Although exercise raises blood pressure temporarily, most people can safely engage in exercise. Exercise is beneficial for cognitive function, mood and muscle tone. Although you should consult with your doctor before starting a physical activity program, you can usually do it without problems. However, exercise can cause your blood pressure to increase and fall, so it is a good idea to exercise regularly even if you have high blood pressure. However, you should not ignore your doctor’s advice and do whatever feels right for you.
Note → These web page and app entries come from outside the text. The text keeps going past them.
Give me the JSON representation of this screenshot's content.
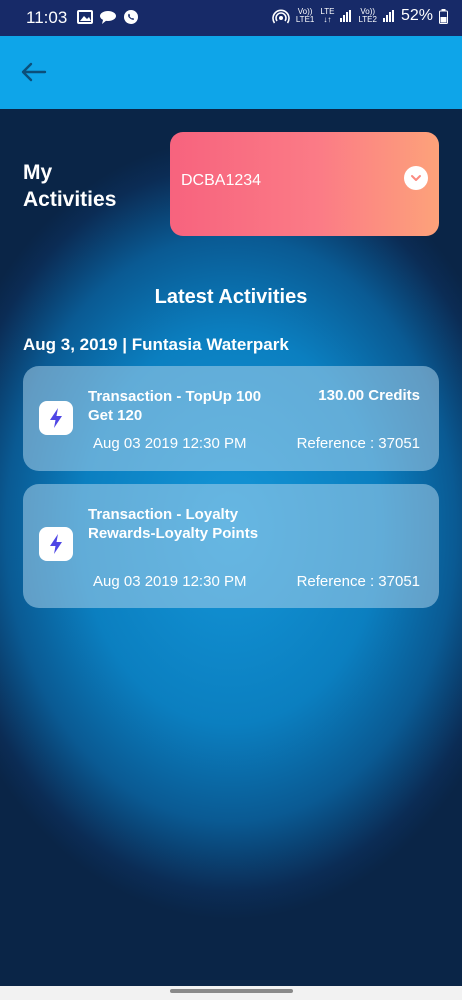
{
  "status_bar": {
    "time": "11:03",
    "signal_labels": [
      "Vo))",
      "LTE1",
      "LTE",
      "Vo))",
      "LTE2"
    ],
    "battery": "52%"
  },
  "header": {
    "back_icon": "arrow-left-icon"
  },
  "page": {
    "title_line1": "My",
    "title_line2": "Activities",
    "card_number": "DCBA1234",
    "section_title": "Latest Activities",
    "date_venue": "Aug 3, 2019 | Funtasia Waterpark"
  },
  "transactions": [
    {
      "title": "Transaction - TopUp 100 Get 120",
      "credits": "130.00 Credits",
      "datetime": "Aug 03 2019 12:30 PM",
      "reference": "Reference : 37051",
      "icon": "lightning-icon"
    },
    {
      "title": "Transaction - Loyalty Rewards-Loyalty Points",
      "credits": "",
      "datetime": "Aug 03 2019 12:30 PM",
      "reference": "Reference : 37051",
      "icon": "lightning-icon"
    }
  ],
  "colors": {
    "status_bar": "#172a68",
    "app_bar": "#0ea5e9",
    "card_gradient_start": "#f7637e",
    "card_gradient_end": "#fda27a",
    "icon_accent": "#4f46e5"
  }
}
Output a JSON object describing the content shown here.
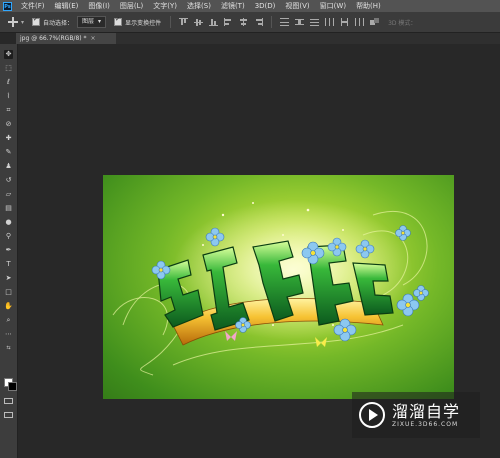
{
  "app": {
    "logo_text": "Ps"
  },
  "menu": [
    "文件(F)",
    "编辑(E)",
    "图像(I)",
    "图层(L)",
    "文字(Y)",
    "选择(S)",
    "滤镜(T)",
    "3D(D)",
    "视图(V)",
    "窗口(W)",
    "帮助(H)"
  ],
  "options": {
    "auto_select_label": "自动选择：",
    "auto_select_value": "图层",
    "show_transform_label": "显示变换控件",
    "mode_3d_label": "3D 模式："
  },
  "document_tab": {
    "title": "jpg @ 66.7%(RGB/8) *",
    "close": "×"
  },
  "colors": {
    "foreground": "#ffffff",
    "background": "#000000",
    "accent": "#31a8ff"
  },
  "watermark": {
    "title": "溜溜自学",
    "subtitle": "ZIXUE.3D66.COM"
  },
  "icons": [
    "move-icon",
    "marquee-icon",
    "lasso-icon",
    "quick-select-icon",
    "crop-icon",
    "eyedropper-icon",
    "healing-icon",
    "brush-icon",
    "clone-stamp-icon",
    "history-brush-icon",
    "eraser-icon",
    "gradient-icon",
    "blur-icon",
    "dodge-icon",
    "pen-icon",
    "type-icon",
    "path-select-icon",
    "shape-icon",
    "hand-icon",
    "zoom-icon"
  ]
}
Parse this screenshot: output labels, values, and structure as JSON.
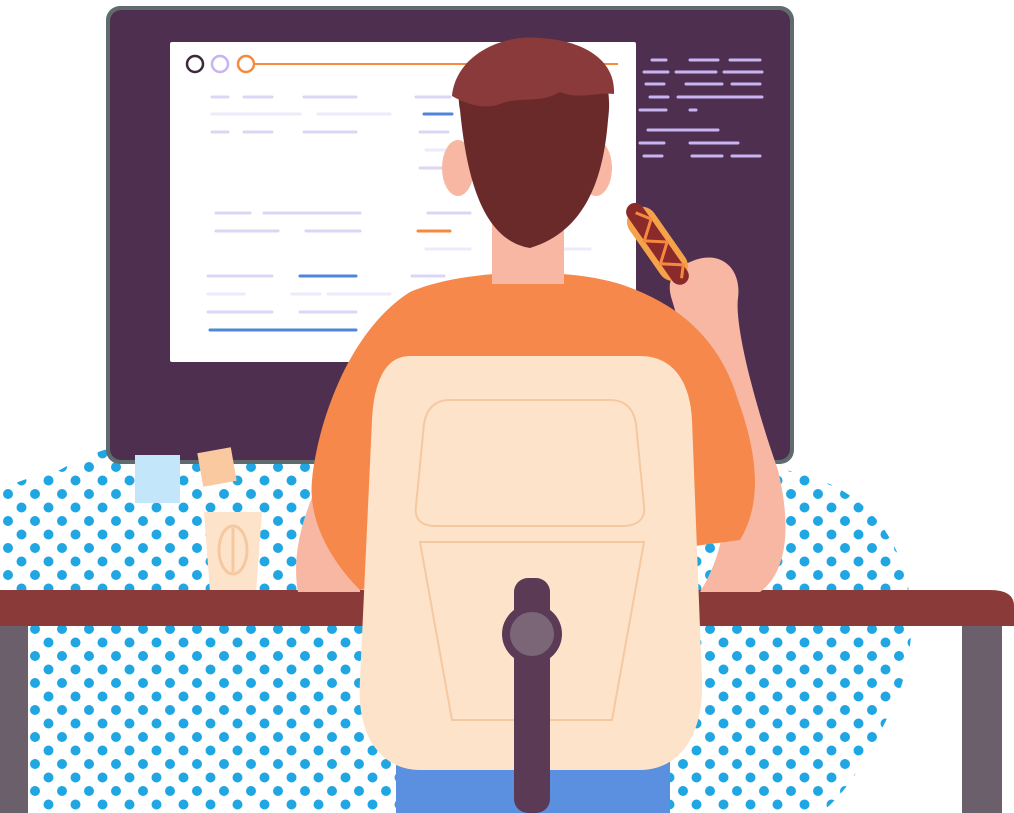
{
  "scene": {
    "subject": "person-at-desk-eating-hotdog-back-view",
    "colors": {
      "monitor_frame": "#5f6b6d",
      "monitor_screen": "#4f2f4f",
      "window_bg": "#ffffff",
      "code_lines": "#c8b4f0",
      "text_line_light": "#dcd6f5",
      "text_line_blue": "#4f86d8",
      "text_line_orange": "#f5893d",
      "dot_pattern": "#1fa6e3",
      "shirt": "#f5884a",
      "skin": "#f7b7a3",
      "hair": "#6b2a2a",
      "hair_highlight": "#8a3a3a",
      "chair_back": "#fde3ca",
      "chair_outline": "#f4c9a2",
      "chair_post": "#5a3a55",
      "chair_knob": "#7a6676",
      "desk_top": "#8b3a3a",
      "desk_legs": "#6b5f6b",
      "pants": "#5b8fe0",
      "cup": "#fde3ca",
      "sticky_note_blue": "#c3e6fb",
      "sticky_note_peach": "#fbc9a0",
      "hotdog_bun": "#f5a24a",
      "hotdog_sausage": "#8b2a2a",
      "window_dot_dark": "#3a2a3a",
      "window_dot_light": "#c8b4f0",
      "window_dot_orange": "#f5893d"
    },
    "icons": [
      "window-control-icon",
      "hotdog-icon",
      "coffee-cup-icon",
      "sticky-note-icon"
    ]
  }
}
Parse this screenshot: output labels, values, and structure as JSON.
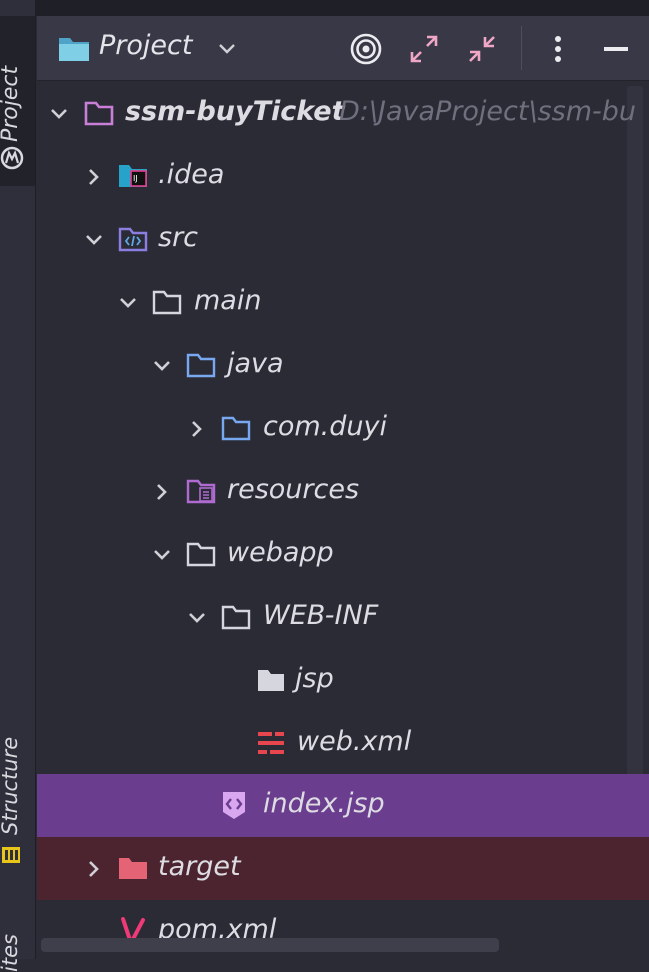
{
  "strip": {
    "project_label": "Project",
    "structure_label": "Structure",
    "favorites_label": "ites"
  },
  "header": {
    "title": "Project"
  },
  "tree": [
    {
      "label": "ssm-buyTicket",
      "path": "D:\\JavaProject\\ssm-bu",
      "depth": 0,
      "expanded": true,
      "icon": "module-folder-icon"
    },
    {
      "label": ".idea",
      "depth": 1,
      "expanded": false,
      "icon": "idea-folder-icon"
    },
    {
      "label": "src",
      "depth": 1,
      "expanded": true,
      "icon": "source-folder-icon"
    },
    {
      "label": "main",
      "depth": 2,
      "expanded": true,
      "icon": "folder-icon"
    },
    {
      "label": "java",
      "depth": 3,
      "expanded": true,
      "icon": "source-root-icon"
    },
    {
      "label": "com.duyi",
      "depth": 4,
      "expanded": false,
      "icon": "package-icon"
    },
    {
      "label": "resources",
      "depth": 3,
      "expanded": false,
      "icon": "resources-folder-icon"
    },
    {
      "label": "webapp",
      "depth": 3,
      "expanded": true,
      "icon": "folder-icon"
    },
    {
      "label": "WEB-INF",
      "depth": 4,
      "expanded": true,
      "icon": "folder-icon"
    },
    {
      "label": "jsp",
      "depth": 5,
      "icon": "folder-filled-icon"
    },
    {
      "label": "web.xml",
      "depth": 5,
      "icon": "xml-config-icon"
    },
    {
      "label": "index.jsp",
      "depth": 4,
      "icon": "jsp-file-icon",
      "selected": true
    },
    {
      "label": "target",
      "depth": 1,
      "expanded": false,
      "icon": "excluded-folder-icon",
      "excluded": true
    },
    {
      "label": "pom.xml",
      "depth": 1,
      "icon": "maven-icon"
    }
  ]
}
The usual range for blood pressure after exercise is 120/80 mmHg. After vigorous aerobic activity, the pressure may rise to 140/90 mmHg. Your blood pressure should then return to normal, although the return time will differ from person to person. However, if your blood pressure stays above that level for long, it could indicate a problem. Your doctor should monitor your blood pressure and take action if you notice any abnormalities.